(INPUT RECORDS)

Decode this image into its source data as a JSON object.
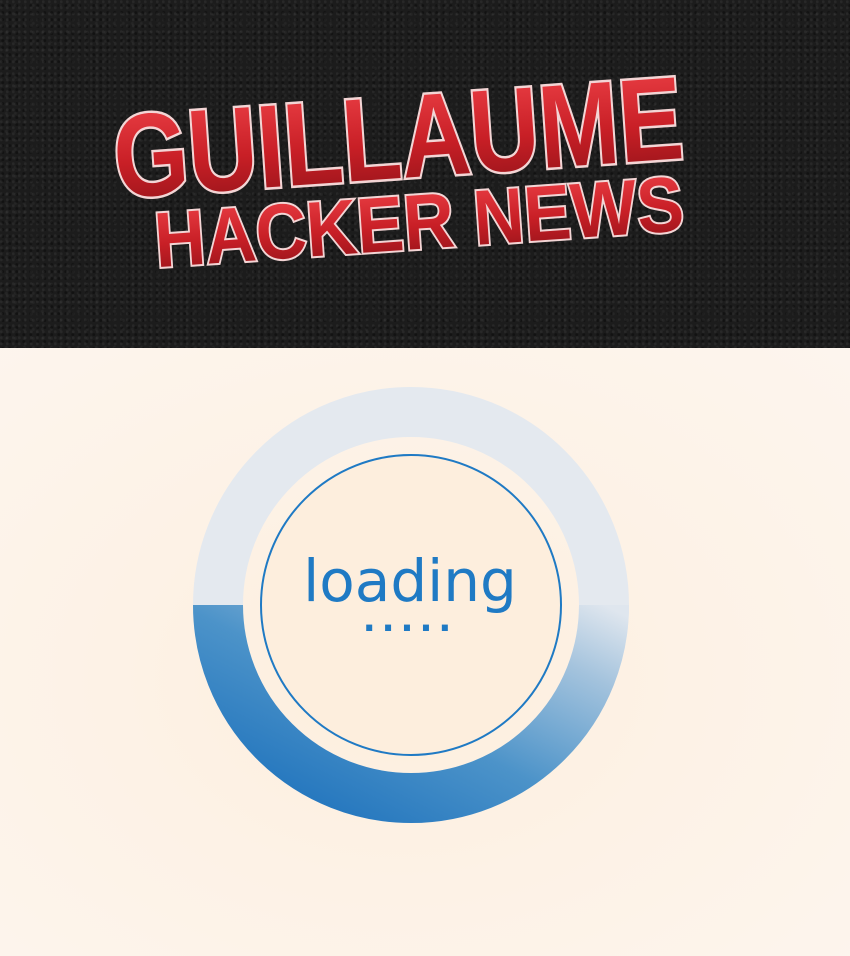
{
  "header": {
    "logo": {
      "line1": "GUILLAUME",
      "line2": "HACKER NEWS"
    },
    "background_color": "#1c1c1c"
  },
  "loader": {
    "text": "loading",
    "dots": ".....",
    "accent_color": "#1f7ac4",
    "track_color": "#e3e8ee",
    "progress": 0.5
  },
  "colors": {
    "logo_red": "#d0262b",
    "page_background": "#fdf2e6"
  }
}
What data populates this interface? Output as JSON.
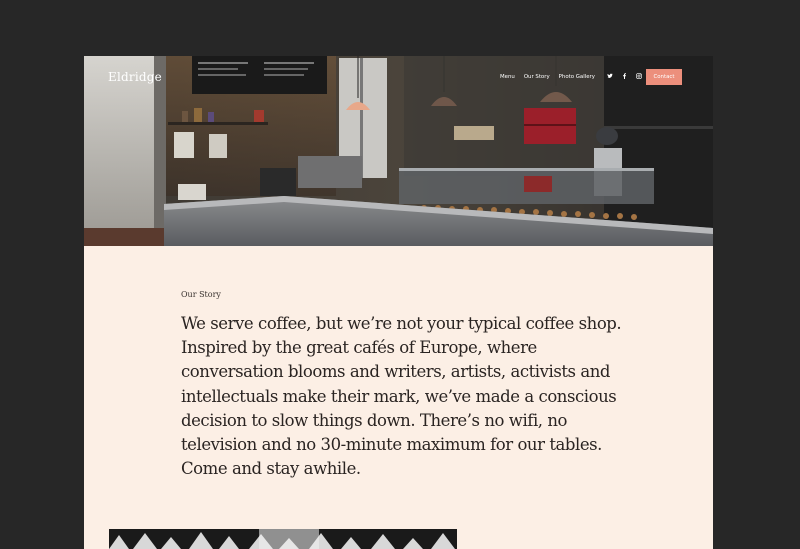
{
  "site": {
    "logo": "Eldridge"
  },
  "nav": {
    "items": [
      {
        "label": "Menu"
      },
      {
        "label": "Our Story"
      },
      {
        "label": "Photo Gallery"
      }
    ],
    "social": [
      {
        "icon": "twitter-icon",
        "glyph": "🐦"
      },
      {
        "icon": "facebook-icon",
        "glyph": "f"
      },
      {
        "icon": "instagram-icon",
        "glyph": "◎"
      }
    ],
    "contact_label": "Contact"
  },
  "story": {
    "label": "Our Story",
    "text": "We serve coffee, but we’re not your typical coffee shop. Inspired by the great cafés of Europe, where conversation blooms and writers, artists, activists and intellectuals make their mark, we’ve made a conscious decision to slow things down. There’s no wifi, no television and no 30-minute maximum for our tables. Come and stay awhile."
  },
  "colors": {
    "background": "#272727",
    "page": "#fcefe5",
    "accent": "#ec8f7c",
    "text": "#2a2422"
  }
}
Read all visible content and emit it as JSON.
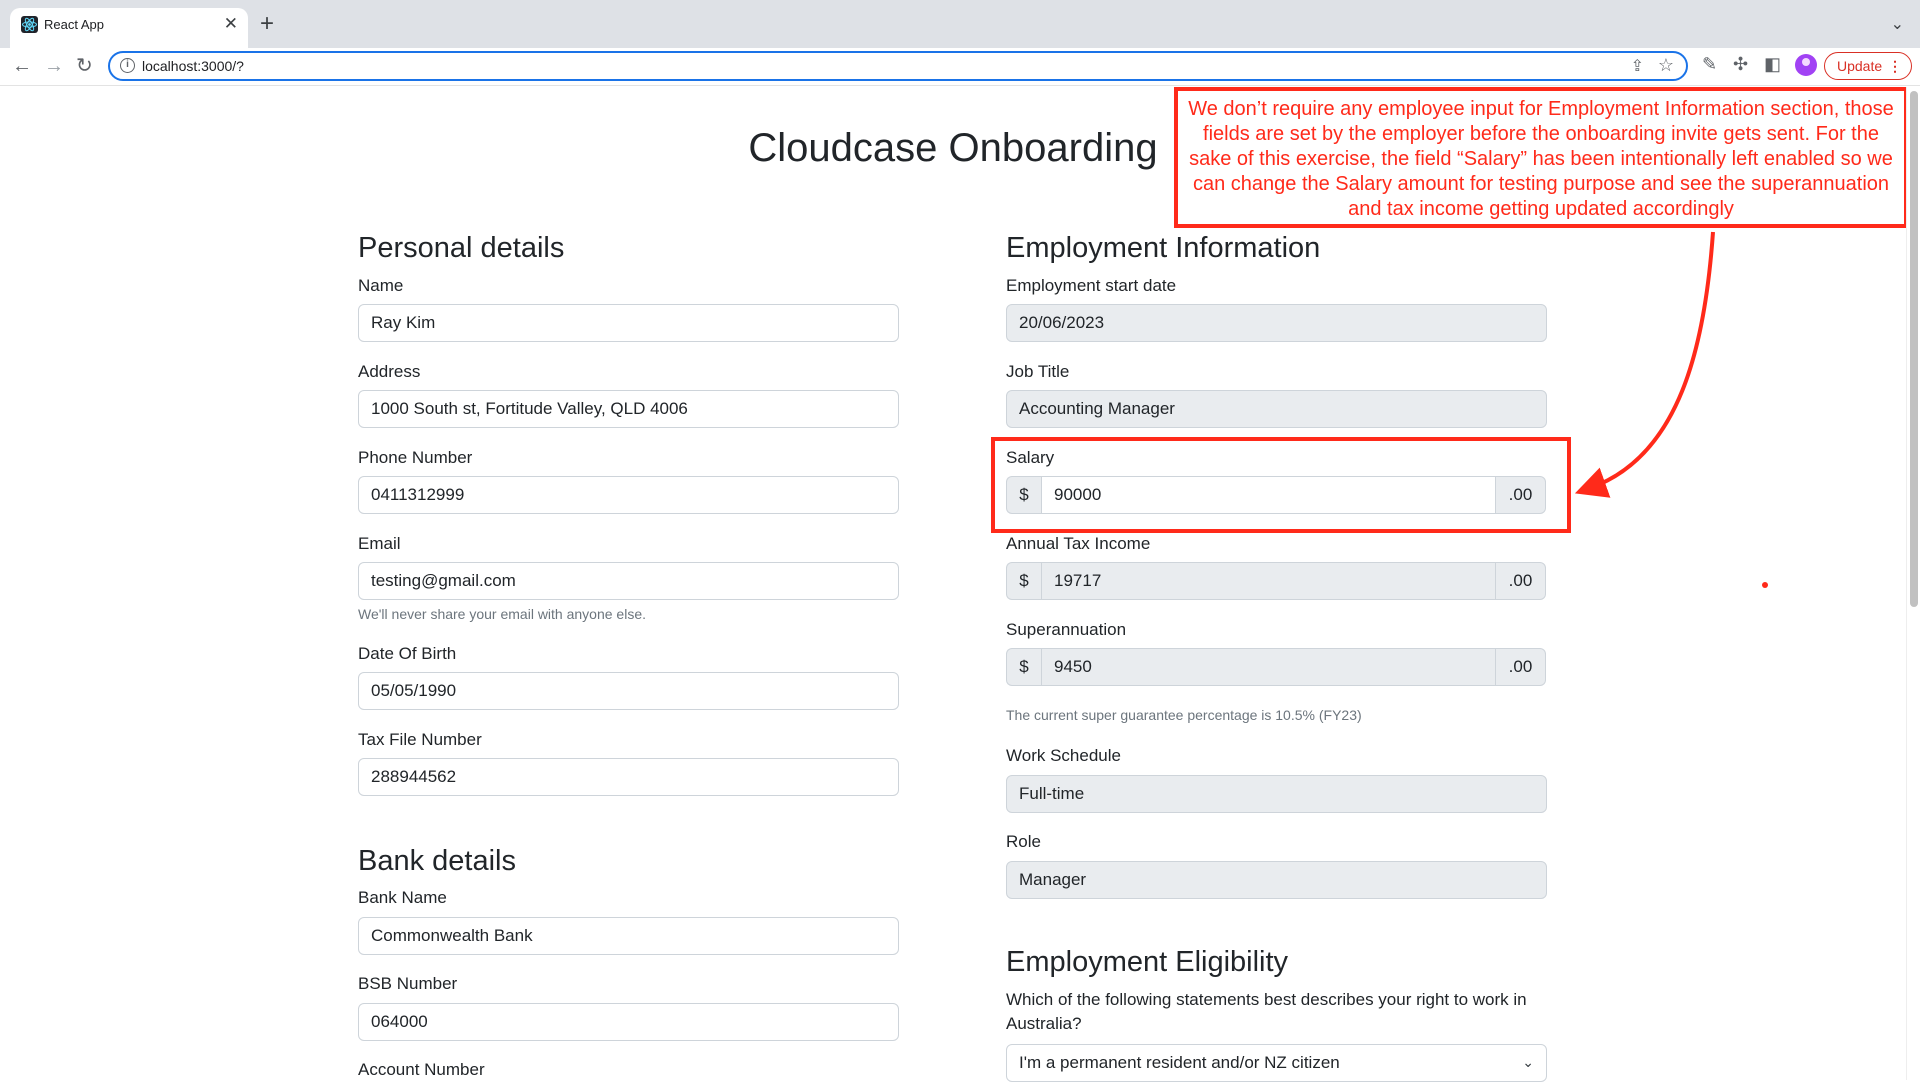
{
  "browser": {
    "tab_title": "React App",
    "tab_close": "✕",
    "new_tab": "+",
    "tabs_menu": "⌄",
    "back": "←",
    "forward": "→",
    "reload": "↻",
    "url": "localhost:3000/?",
    "update_label": "Update",
    "update_menu": "⋮"
  },
  "page": {
    "title": "Cloudcase Onboarding"
  },
  "personal": {
    "heading": "Personal details",
    "name_label": "Name",
    "name_value": "Ray Kim",
    "address_label": "Address",
    "address_value": "1000 South st, Fortitude Valley, QLD 4006",
    "phone_label": "Phone Number",
    "phone_value": "0411312999",
    "email_label": "Email",
    "email_value": "testing@gmail.com",
    "email_hint": "We'll never share your email with anyone else.",
    "dob_label": "Date Of Birth",
    "dob_value": "05/05/1990",
    "tfn_label": "Tax File Number",
    "tfn_value": "288944562"
  },
  "bank": {
    "heading": "Bank details",
    "bank_name_label": "Bank Name",
    "bank_name_value": "Commonwealth Bank",
    "bsb_label": "BSB Number",
    "bsb_value": "064000",
    "account_label": "Account Number"
  },
  "employment": {
    "heading": "Employment Information",
    "start_date_label": "Employment start date",
    "start_date_value": "20/06/2023",
    "job_title_label": "Job Title",
    "job_title_value": "Accounting Manager",
    "salary_label": "Salary",
    "currency_prefix": "$",
    "cents_suffix": ".00",
    "salary_value": "90000",
    "tax_label": "Annual Tax Income",
    "tax_value": "19717",
    "super_label": "Superannuation",
    "super_value": "9450",
    "super_hint": "The current super guarantee percentage is 10.5% (FY23)",
    "schedule_label": "Work Schedule",
    "schedule_value": "Full-time",
    "role_label": "Role",
    "role_value": "Manager"
  },
  "eligibility": {
    "heading": "Employment Eligibility",
    "question": "Which of the following statements best describes your right to work in Australia?",
    "selected": "I'm a permanent resident and/or NZ citizen"
  },
  "annotation": {
    "text": "We don’t require any employee input for Employment Information section, those fields are set by the employer before the onboarding invite gets sent. For the sake of this exercise, the field “Salary” has been intentionally left enabled so we can change the Salary amount for testing purpose and see the superannuation and tax income getting updated accordingly",
    "color": "#ff2a1a"
  },
  "colors": {
    "accent": "#1a73e8",
    "disabled_bg": "#e9ecef",
    "border": "#ced4da"
  }
}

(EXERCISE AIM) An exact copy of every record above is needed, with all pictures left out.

(RESULT OF THE TASK)
Decode this image into its source data as a JSON object.
{
  "header": {
    "logo": {
      "line1": "GUILLAUME",
      "line2": "HACKER NEWS"
    },
    "background_color": "#1c1c1c"
  },
  "loader": {
    "text": "loading",
    "dots": ".....",
    "accent_color": "#1f7ac4",
    "track_color": "#e3e8ee",
    "progress": 0.5
  },
  "colors": {
    "logo_red": "#d0262b",
    "page_background": "#fdf2e6"
  }
}
What data populates this interface? Output as JSON.
{
  "site": {
    "logo": "Eldridge"
  },
  "nav": {
    "items": [
      {
        "label": "Menu"
      },
      {
        "label": "Our Story"
      },
      {
        "label": "Photo Gallery"
      }
    ],
    "social": [
      {
        "icon": "twitter-icon",
        "glyph": "🐦"
      },
      {
        "icon": "facebook-icon",
        "glyph": "f"
      },
      {
        "icon": "instagram-icon",
        "glyph": "◎"
      }
    ],
    "contact_label": "Contact"
  },
  "story": {
    "label": "Our Story",
    "text": "We serve coffee, but we’re not your typical coffee shop. Inspired by the great cafés of Europe, where conversation blooms and writers, artists, activists and intellectuals make their mark, we’ve made a conscious decision to slow things down. There’s no wifi, no television and no 30-minute maximum for our tables. Come and stay awhile."
  },
  "colors": {
    "background": "#272727",
    "page": "#fcefe5",
    "accent": "#ec8f7c",
    "text": "#2a2422"
  }
}
Read all visible content and emit it as JSON.
{
  "browser": {
    "tab_title": "React App",
    "tab_close": "✕",
    "new_tab": "+",
    "tabs_menu": "⌄",
    "back": "←",
    "forward": "→",
    "reload": "↻",
    "url": "localhost:3000/?",
    "update_label": "Update",
    "update_menu": "⋮"
  },
  "page": {
    "title": "Cloudcase Onboarding"
  },
  "personal": {
    "heading": "Personal details",
    "name_label": "Name",
    "name_value": "Ray Kim",
    "address_label": "Address",
    "address_value": "1000 South st, Fortitude Valley, QLD 4006",
    "phone_label": "Phone Number",
    "phone_value": "0411312999",
    "email_label": "Email",
    "email_value": "testing@gmail.com",
    "email_hint": "We'll never share your email with anyone else.",
    "dob_label": "Date Of Birth",
    "dob_value": "05/05/1990",
    "tfn_label": "Tax File Number",
    "tfn_value": "288944562"
  },
  "bank": {
    "heading": "Bank details",
    "bank_name_label": "Bank Name",
    "bank_name_value": "Commonwealth Bank",
    "bsb_label": "BSB Number",
    "bsb_value": "064000",
    "account_label": "Account Number"
  },
  "employment": {
    "heading": "Employment Information",
    "start_date_label": "Employment start date",
    "start_date_value": "20/06/2023",
    "job_title_label": "Job Title",
    "job_title_value": "Accounting Manager",
    "salary_label": "Salary",
    "currency_prefix": "$",
    "cents_suffix": ".00",
    "salary_value": "90000",
    "tax_label": "Annual Tax Income",
    "tax_value": "19717",
    "super_label": "Superannuation",
    "super_value": "9450",
    "super_hint": "The current super guarantee percentage is 10.5% (FY23)",
    "schedule_label": "Work Schedule",
    "schedule_value": "Full-time",
    "role_label": "Role",
    "role_value": "Manager"
  },
  "eligibility": {
    "heading": "Employment Eligibility",
    "question": "Which of the following statements best describes your right to work in Australia?",
    "selected": "I'm a permanent resident and/or NZ citizen"
  },
  "annotation": {
    "text": "We don’t require any employee input for Employment Information section, those fields are set by the employer before the onboarding invite gets sent. For the sake of this exercise, the field “Salary” has been intentionally left enabled so we can change the Salary amount for testing purpose and see the superannuation and tax income getting updated accordingly",
    "color": "#ff2a1a"
  },
  "colors": {
    "accent": "#1a73e8",
    "disabled_bg": "#e9ecef",
    "border": "#ced4da"
  }
}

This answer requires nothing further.